━━━ Information
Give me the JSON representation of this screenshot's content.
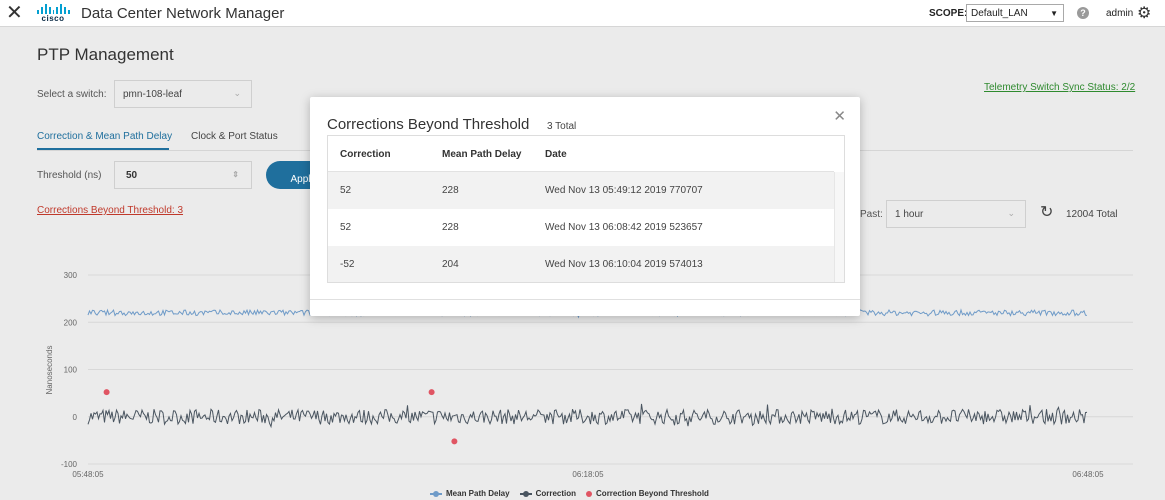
{
  "app": {
    "title": "Data Center Network Manager",
    "logo_text": "cisco",
    "scope_label": "SCOPE:",
    "scope_value": "Default_LAN",
    "user": "admin"
  },
  "page": {
    "title": "PTP Management",
    "switch_label": "Select a switch:",
    "switch_value": "pmn-108-leaf",
    "sync_status": "Telemetry Switch Sync Status: 2/2",
    "tabs": [
      {
        "label": "Correction & Mean Path Delay",
        "active": true
      },
      {
        "label": "Clock & Port Status",
        "active": false
      }
    ],
    "threshold_label": "Threshold (ns)",
    "threshold_value": "50",
    "apply_label": "Apply",
    "beyond_link": "Corrections Beyond Threshold: 3",
    "past_label": "Past:",
    "past_value": "1 hour",
    "total": "12004 Total"
  },
  "modal": {
    "title": "Corrections Beyond Threshold",
    "count": "3 Total",
    "columns": [
      "Correction",
      "Mean Path Delay",
      "Date"
    ],
    "rows": [
      [
        "52",
        "228",
        "Wed Nov 13 05:49:12 2019 770707"
      ],
      [
        "52",
        "228",
        "Wed Nov 13 06:08:42 2019 523657"
      ],
      [
        "-52",
        "204",
        "Wed Nov 13 06:10:04 2019 574013"
      ]
    ]
  },
  "chart_data": {
    "type": "line",
    "ylabel": "Nanoseconds",
    "yticks": [
      "300",
      "200",
      "100",
      "0",
      "-100"
    ],
    "ylim": [
      -100,
      300
    ],
    "xticks": [
      "05:48:05",
      "06:18:05",
      "06:48:05"
    ],
    "series": [
      {
        "name": "Mean Path Delay",
        "color": "#6f9bc8",
        "approx_level": 220
      },
      {
        "name": "Correction",
        "color": "#4a5560",
        "approx_level": 0
      },
      {
        "name": "Correction Beyond Threshold",
        "color": "#e05563",
        "points": [
          {
            "x": "05:49:12",
            "y": 52
          },
          {
            "x": "06:08:42",
            "y": 52
          },
          {
            "x": "06:10:04",
            "y": -52
          }
        ]
      }
    ],
    "grid": true,
    "legend": "bottom-center"
  }
}
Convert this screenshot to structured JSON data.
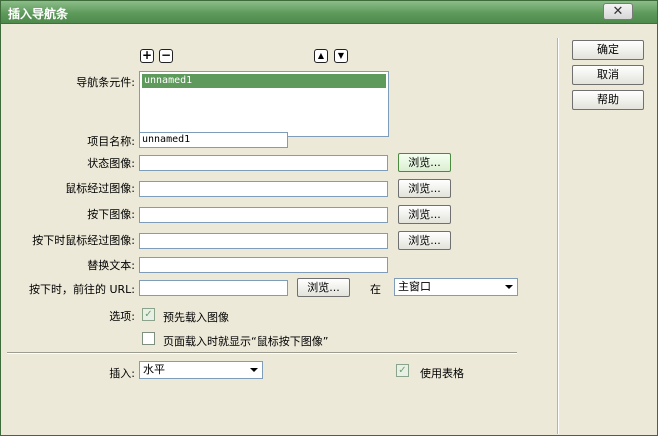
{
  "window": {
    "title": "插入导航条",
    "close_glyph": "✕"
  },
  "elements_label": "导航条元件:",
  "add_glyph": "+",
  "remove_glyph": "−",
  "up_glyph": "▲",
  "down_glyph": "▼",
  "elements_list": [
    "unnamed1"
  ],
  "item_name": {
    "label": "项目名称:",
    "value": "unnamed1"
  },
  "state_image": {
    "label": "状态图像:",
    "value": "",
    "browse": "浏览..."
  },
  "rollover_image": {
    "label": "鼠标经过图像:",
    "value": "",
    "browse": "浏览..."
  },
  "down_image": {
    "label": "按下图像:",
    "value": "",
    "browse": "浏览..."
  },
  "over_while_down": {
    "label": "按下时鼠标经过图像:",
    "value": "",
    "browse": "浏览..."
  },
  "alt_text": {
    "label": "替换文本:",
    "value": ""
  },
  "down_url": {
    "label": "按下时，前往的 URL:",
    "value": "",
    "browse": "浏览...",
    "in_label": "在",
    "target": "主窗口"
  },
  "options": {
    "label": "选项:",
    "preload": "预先载入图像",
    "show_down": "页面载入时就显示“鼠标按下图像”"
  },
  "insert": {
    "label": "插入:",
    "value": "水平"
  },
  "use_table": "使用表格",
  "buttons": {
    "ok": "确定",
    "cancel": "取消",
    "help": "帮助"
  }
}
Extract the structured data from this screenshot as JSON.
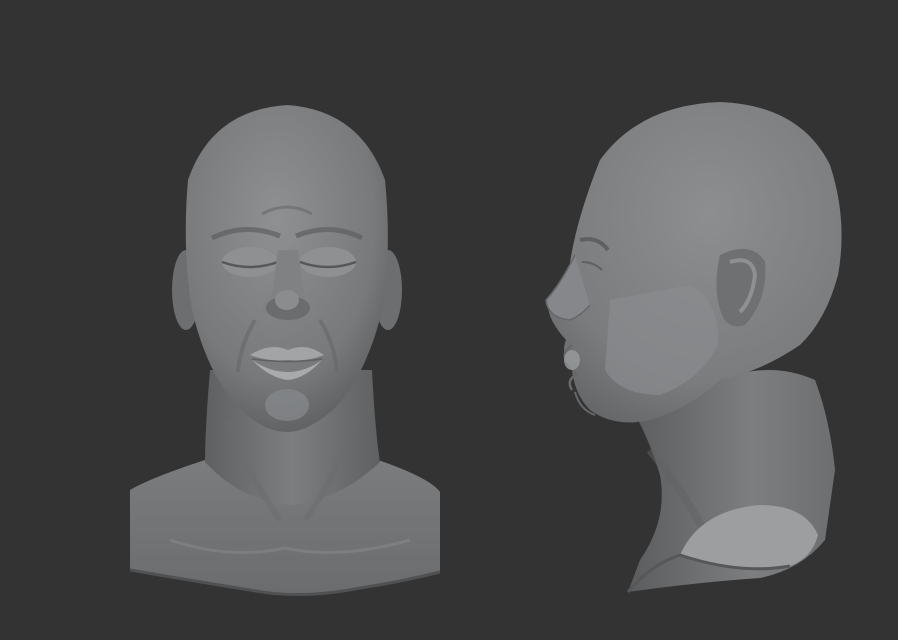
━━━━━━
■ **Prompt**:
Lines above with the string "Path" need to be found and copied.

■ **Answer space**:
        "label": "Correction & Mean Path Delay",
      "Mean Path Delay",
        "name": "Mean Path Delay",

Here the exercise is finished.